The Power of Passwords

We store a lot of data electronically, whether it’s at the office, or on social media, or anywhere else. But even the most sophisticated system is only as effective at keeping that data safe as the password you choose. Even the most powerful encryption won’t help when someone tries putting in “password” as your password. And yes, I’ve personally seen that used in corporate environments. The large security breaches confirm the same thing, that “password” is one of the most commonly used passwords.

So if you want to keep your data safe, the best way to start is with a better password. You want something difficult to guess, as well as difficult to crack by machine, but yet still memorable for yourself. Using characters instead of letters helps (such as a ‘zero’ instead of an ‘o’), though most people these days automatically attempt the common substitutions when trying to crack a password. The current trend is using phrases as your password. Due to their length, they are harder to crack. Yet, a password like “ilovetheocean” is still pretty easy to remember.

Another key is to use different passwords for your different accounts, services, etc. This way, if someone does breach a system and gets a list of usernames and passwords, they will only be able to access that system with your credentials, and won’t be able to get access to everything else you have. For example, say you use your email address and password on a forum about cars, and they get breached. That may not seem like a big issue to you, but it can be if you use the same password for everything. Now, instead of just being able to see some posts you made about your car, they can make transfers from your bank account, buy things on Amazon, and read all of your emails.

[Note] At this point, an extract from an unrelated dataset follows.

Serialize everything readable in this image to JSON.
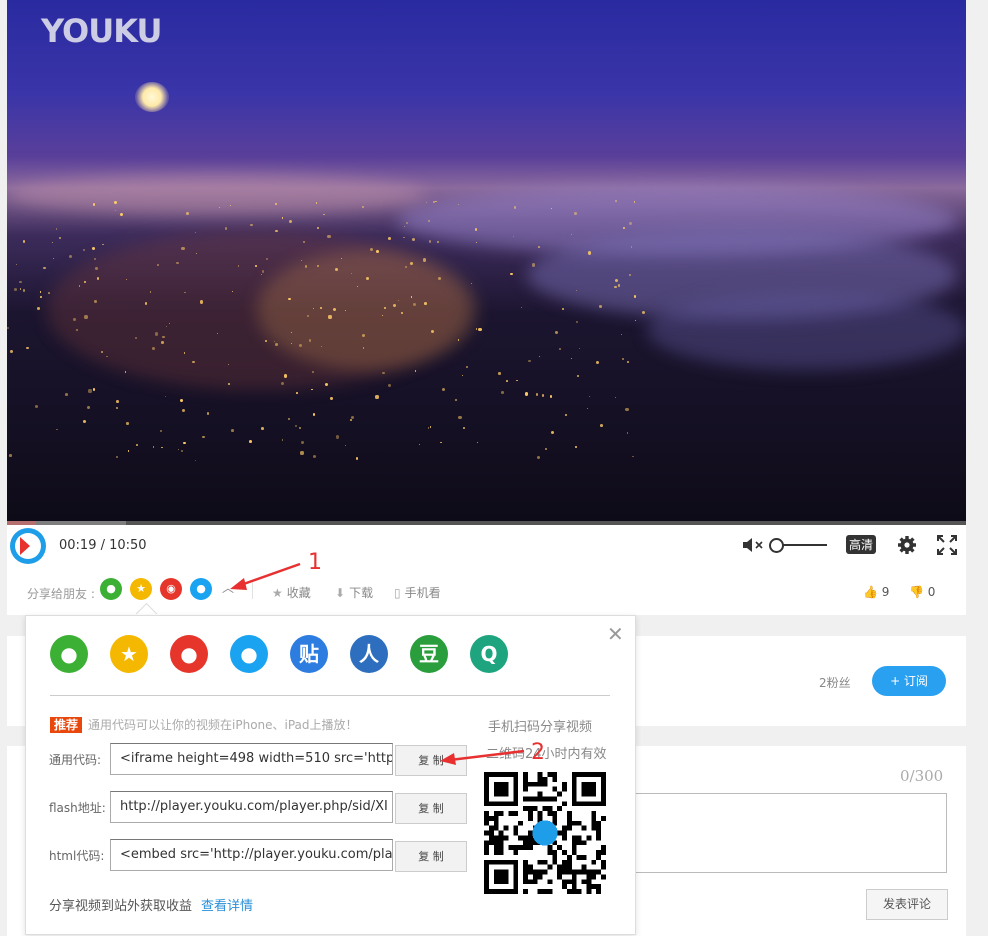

Now, it can get confusing having different passwords for every service, especially if you’re required to change them on a regular basis. It’s ok to keep them written down somewhere to keep track, but make sure it’s secure. You could use a password-protected service that maintains a list of all of your passwords. Or you could write it in a personal notebook, though you need to keep it safe from others at all times, and you need to realize the risk if you were to lose it and someone found it! Also, don’t leave your password on a sticky note on your monitor! Sure, it won’t make a difference to outside attackers. But what about someone that’s walking through the building? They can easily gather enough info that way to get into the system later on.

I know this all seems like a lot, but the effort to recover from unauthorized account access can be far, far more difficult. Just remember the key points:

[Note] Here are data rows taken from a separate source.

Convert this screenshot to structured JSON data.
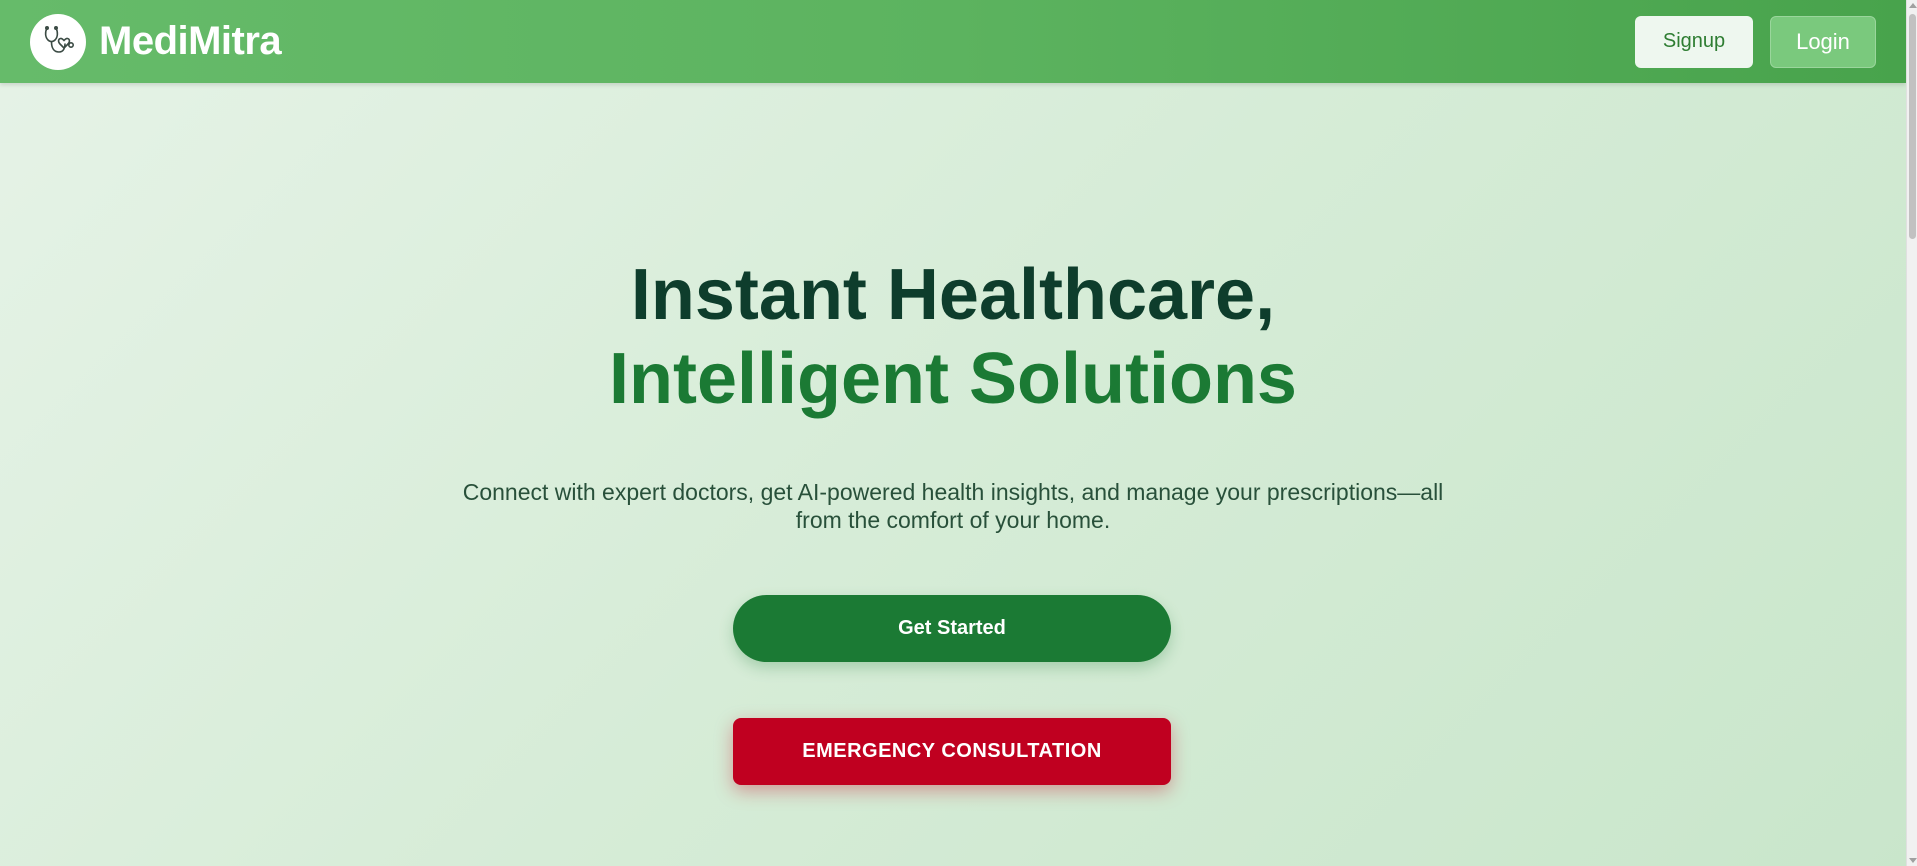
{
  "navbar": {
    "brand_name": "MediMitra",
    "logo_icon": "stethoscope-icon",
    "signup_label": "Signup",
    "login_label": "Login"
  },
  "hero": {
    "headline_line1": "Instant Healthcare,",
    "headline_line2": "Intelligent Solutions",
    "description": "Connect with expert doctors, get AI-powered health insights, and manage your prescriptions—all from the comfort of your home.",
    "get_started_label": "Get Started",
    "emergency_label": "EMERGENCY CONSULTATION"
  },
  "colors": {
    "primary_green": "#1b7a34",
    "nav_green": "#5cb35f",
    "emergency_red": "#c00020",
    "headline_dark": "#0e3d2c"
  }
}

  1. Use passwords that are secure (not ‘password’!!), but easy to remember
  2. Use different passwords for different services
  3. Don’t leave your password laying out where it can be easily seen